Pursuing further learning and professional development can have a positive effect on your career in terms of improved employability and a better chance of being promoted; this is well-known and widely accepted.
But what seems less well-known is that learning and development can also have a positive effect on your mind, increasing your self-awareness, confidence and enthusiasm for the work you do.
For one participant on our Developing Leadership Practice (DLP) programme, it had a profound effect. Emily Gray, Managing Director at Ipsos MORI Scotland, credits her study with giving her renewed energy and the confidence she needed to “own” her leadership style.
She said: “I’d been back from maternity leave for a year when the MD post was offered. I’d been in people management roles previously, but not for the last few years. I was rusty. It was also going to be a very different working environment and culture, because while there were over 1,000 staff in [the] London [office where I had worked previously], it was a smaller team of 15 in the Scotland office.”
Every route to the top comes with a period of transition, and Emily faced many challenges in stepping into her new role. In 11 years in the London office, she had held a number of different roles, including heading up central Government research and helping to grow the company’s international social research business. But now she would be managing an entire office – one with a different culture and context; different personalities; and different, established major clients. Due to childcare responsibilities, this needed to be done while working four days a week.
'’Ipsos MORI chose the DLP programme for Emily to help her make a smooth transition.’’
“The previous MD had been at Ipsos MORI Scotland for 13 years, leading a team who knew the clients and the context inside-out,” Emily explained. “I was new to the Scottish business.
“I’d made a few trips up to the Edinburgh office before formally taking on the position. Having spent three months in post, the Cranfield DLP programme came at the ideal time. I had a set of recent experiences to reflect on, and an idea of the challenges and priorities in making a success of the role.”
“I needed to get to know the specifics of the Scotland business quickly,” she continued. “[I] needed to build up trust among the team. The DLP programme was very helpful in its focus on coaching. The focus of the time spent wasn’t on general principles – the leadership textbooks – but on me and my situation, what I was thinking. Once you’ve identified the essential challenges to being a good leader to your team, then the doors suddenly open and your confidence grows.”

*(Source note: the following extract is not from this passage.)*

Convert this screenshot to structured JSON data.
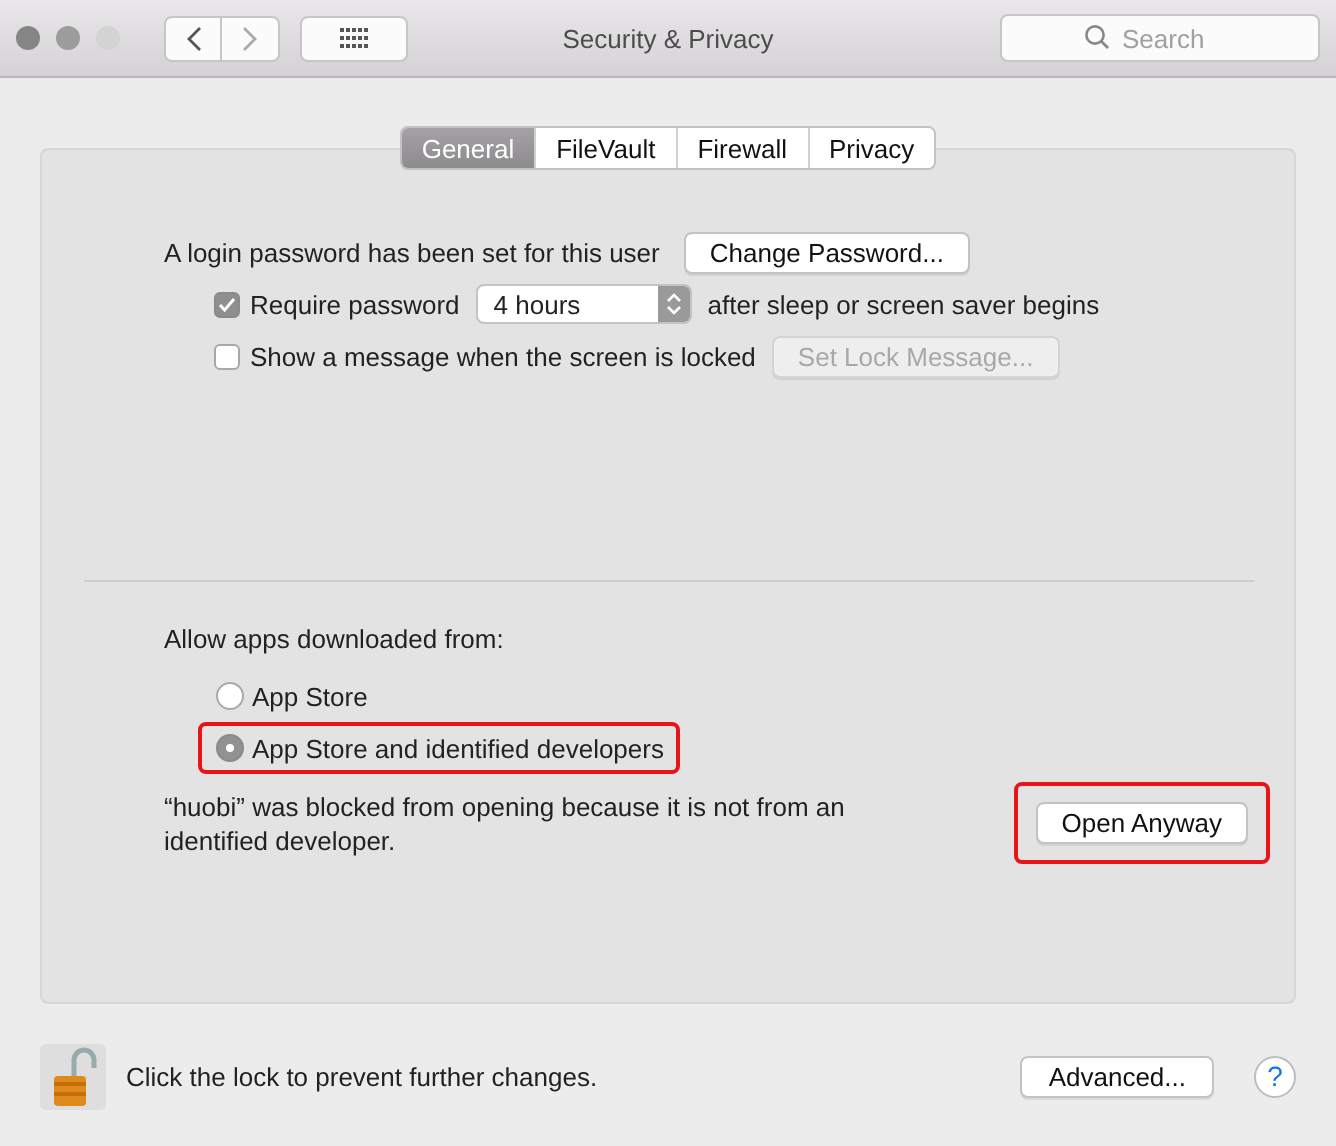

A year on from the programme, Emily continues to build her MD approach around her experience. “I came back to work re-energised from the programme,” she said.
“It reinforced some of the things I’d already been doing, but also gave me a wider range of tools. Most of all, it gave me the confidence to ‘own’ my leadership style. You never stick with one model – you have to make it your own.”
“It was a very diverse group in terms of sectors and backgrounds,” she continued. “At first I thought it might be too diverse. What could I learn from them? But the different experiences and insights were really valuable, especially when you’ve spent such a long time at one organisation.
“I learned a lot about organisational cultures and sub-cultures and how that relates to the practical, daily office interactions. The trainers were excellent. In my situation, I took a great deal from the sessions on negotiation of challenging contracts, developing an awareness of what others want, and tactics for shifting positions and how to shift them, as well as managing difficult conversations. The image of organisational lambs, owls and foxes, in particular, will always stick with me!”
Cranfield’s Developing Leadership Practice programme is designed to help Directors, and managers, explore three key leadership practices using a blended and networked learning approach so that you can become the best leader you can be.